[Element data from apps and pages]
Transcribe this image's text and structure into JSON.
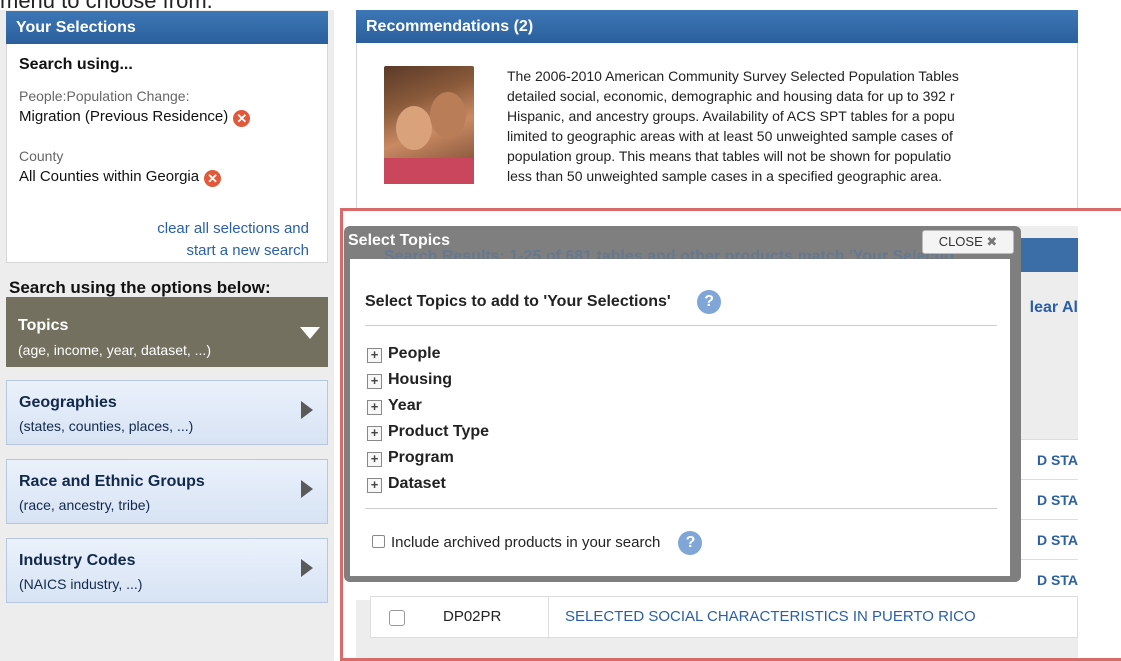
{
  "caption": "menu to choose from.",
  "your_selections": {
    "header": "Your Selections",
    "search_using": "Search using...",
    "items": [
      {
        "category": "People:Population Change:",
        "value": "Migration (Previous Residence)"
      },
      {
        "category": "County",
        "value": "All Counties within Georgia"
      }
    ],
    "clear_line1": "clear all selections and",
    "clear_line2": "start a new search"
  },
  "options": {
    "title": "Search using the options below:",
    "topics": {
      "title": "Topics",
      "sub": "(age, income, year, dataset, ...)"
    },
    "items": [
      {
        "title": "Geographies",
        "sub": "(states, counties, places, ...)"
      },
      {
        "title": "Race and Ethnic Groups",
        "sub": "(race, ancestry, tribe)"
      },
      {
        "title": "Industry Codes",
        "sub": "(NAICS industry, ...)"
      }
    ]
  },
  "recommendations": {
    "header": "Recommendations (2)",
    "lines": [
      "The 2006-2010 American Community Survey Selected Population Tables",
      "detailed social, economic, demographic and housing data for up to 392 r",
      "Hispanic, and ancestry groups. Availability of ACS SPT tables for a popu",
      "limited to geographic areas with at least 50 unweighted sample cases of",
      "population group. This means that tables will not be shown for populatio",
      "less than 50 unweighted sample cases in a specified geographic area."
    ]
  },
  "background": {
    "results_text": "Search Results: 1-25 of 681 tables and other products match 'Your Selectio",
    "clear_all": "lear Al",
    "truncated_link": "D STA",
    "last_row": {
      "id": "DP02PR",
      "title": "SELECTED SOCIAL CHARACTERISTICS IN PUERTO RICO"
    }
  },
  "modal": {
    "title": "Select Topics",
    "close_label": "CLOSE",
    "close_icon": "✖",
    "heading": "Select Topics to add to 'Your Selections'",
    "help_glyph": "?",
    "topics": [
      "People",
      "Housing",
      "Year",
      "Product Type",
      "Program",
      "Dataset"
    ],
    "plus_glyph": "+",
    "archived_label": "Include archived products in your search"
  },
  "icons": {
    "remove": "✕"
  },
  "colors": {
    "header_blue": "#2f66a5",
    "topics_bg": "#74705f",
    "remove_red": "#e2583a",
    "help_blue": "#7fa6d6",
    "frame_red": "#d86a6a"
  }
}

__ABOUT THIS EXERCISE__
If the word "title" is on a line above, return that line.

__WRITTEN RESPONSE__
    "title": "Search using the options below:",
      "title": "Topics",
        "title": "Geographies",
        "title": "Race and Ethnic Groups",
        "title": "Industry Codes",
      "title": "SELECTED SOCIAL CHARACTERISTICS IN PUERTO RICO"
    "title": "Select Topics",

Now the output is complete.